In 1945 Tito wrote. ‘We mean to make Yugoslavia both democratic and independent’. How was this possible, asks Basil Davidson, for a war-torn Communist country in a world of super-powers?
Volume 30 Issue 10 October 1980
The Roman invasion of Britain divided its constituent kingdoms and tribes. Some supported the Romans, others fiercely opposed their occupation and suffered dreadfully as a consequence. In the face of continuing resentment at their occupation the Romans, argues Graham Webster, changed from a policy of repression, and began to pay careful attention to the feelings and aspirations of their British subjects.
Princess Abida Sultaan, granddaughter of the last woman ruler of Bhopal, Begum Sultan Jahan, examines the rule of the Begum dynasty.

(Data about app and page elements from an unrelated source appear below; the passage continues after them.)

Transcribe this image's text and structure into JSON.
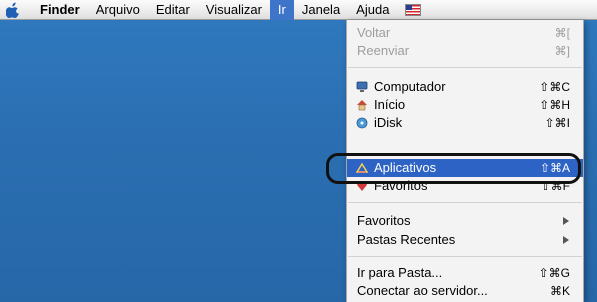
{
  "menubar": {
    "app_name": "Finder",
    "items": [
      "Arquivo",
      "Editar",
      "Visualizar",
      "Ir",
      "Janela",
      "Ajuda"
    ],
    "active_item": "Ir"
  },
  "go_menu": {
    "voltar": {
      "label": "Voltar",
      "shortcut": "⌘["
    },
    "reenviar": {
      "label": "Reenviar",
      "shortcut": "⌘]"
    },
    "computador": {
      "label": "Computador",
      "shortcut": "⇧⌘C"
    },
    "inicio": {
      "label": "Início",
      "shortcut": "⇧⌘H"
    },
    "idisk": {
      "label": "iDisk",
      "shortcut": "⇧⌘I"
    },
    "aplicativos": {
      "label": "Aplicativos",
      "shortcut": "⇧⌘A"
    },
    "favoritos_item": {
      "label": "Favoritos",
      "shortcut": "⇧⌘F"
    },
    "favoritos_sub": {
      "label": "Favoritos"
    },
    "pastas_recentes": {
      "label": "Pastas Recentes"
    },
    "ir_para_pasta": {
      "label": "Ir para Pasta...",
      "shortcut": "⇧⌘G"
    },
    "conectar": {
      "label": "Conectar ao servidor...",
      "shortcut": "⌘K"
    }
  },
  "colors": {
    "desktop": "#2b6fb2",
    "selection": "#2c63c4",
    "menu_background": "#f3f3f3"
  },
  "icons": [
    "apple-icon",
    "us-flag-icon",
    "computer-icon",
    "home-icon",
    "idisk-icon",
    "applications-icon",
    "favorites-heart-icon",
    "submenu-arrow-icon"
  ]
}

The beautiful summer palaces of Yuan Ming Yuan outside Peking, designed by Europeans for the Emperor of China in the middle of the eighteenth century, have now been recognised as a curiosity of their country's heritage.
Popular art in the form of cartoons, caricatures and simple engravings offered great potential for political propaganda as the revolutionary leaders discovered.

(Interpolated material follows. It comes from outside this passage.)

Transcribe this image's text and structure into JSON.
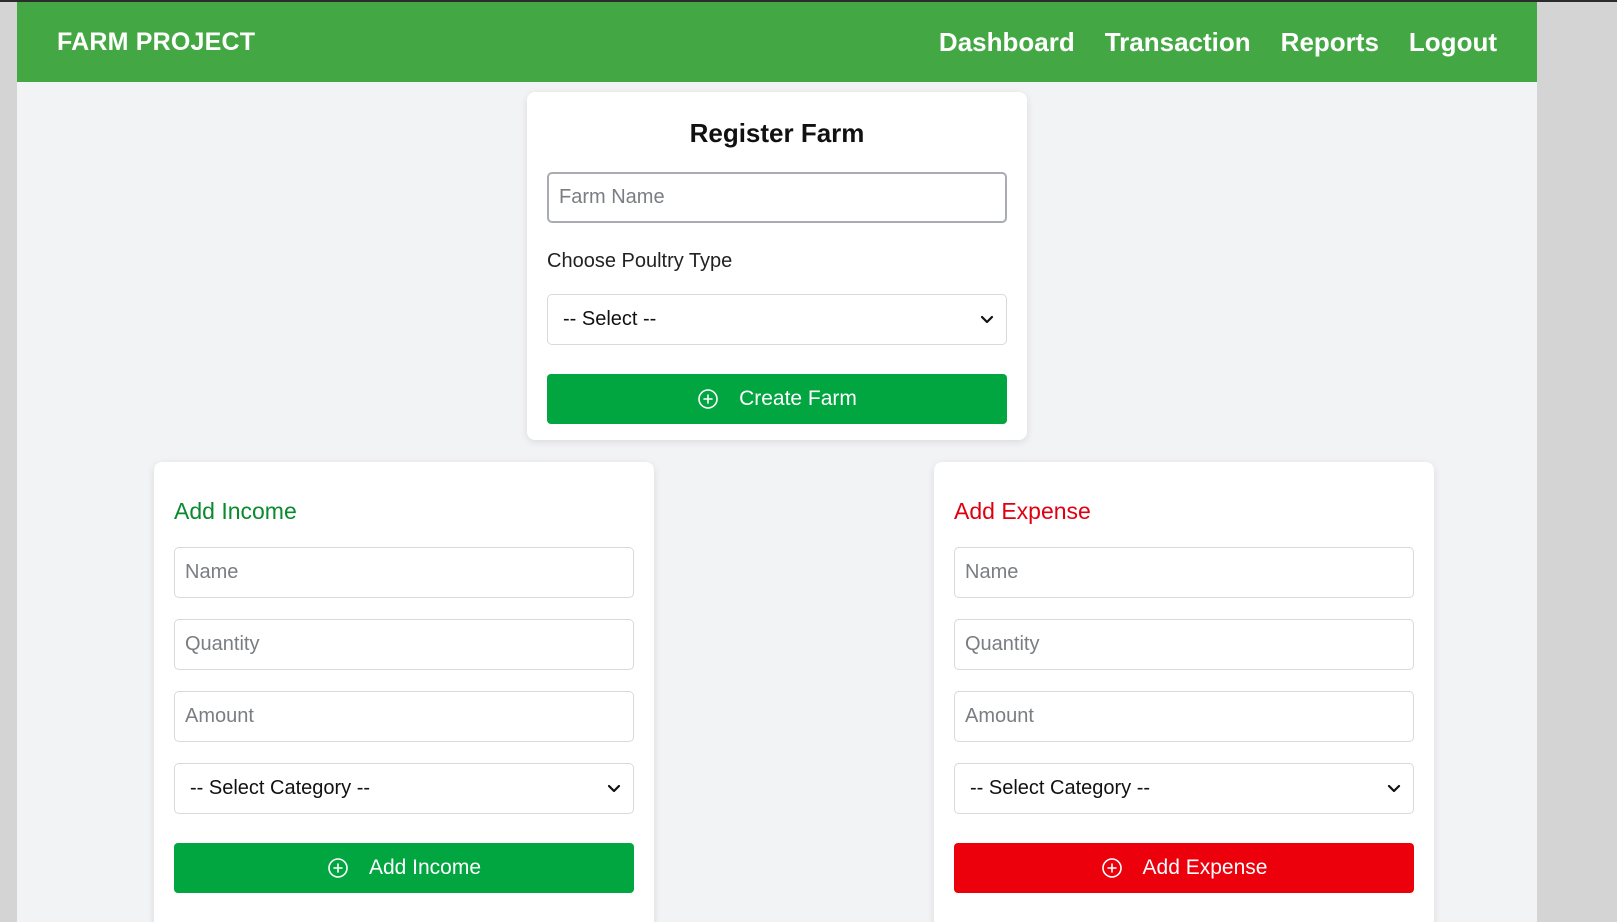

The tango was to Argentina what jazz was to New Orleans. As Simon Collier explains, it swept the world in the pre-First World War era and Carlos Gardel was its star.
"We belong to that little group of peoples destined... for a special role, the tragic role. Their anxiety is not whether they will be prosperous tomorrow, great or small, but whether they will be at all..." - Lionel Groulx, Quebec historian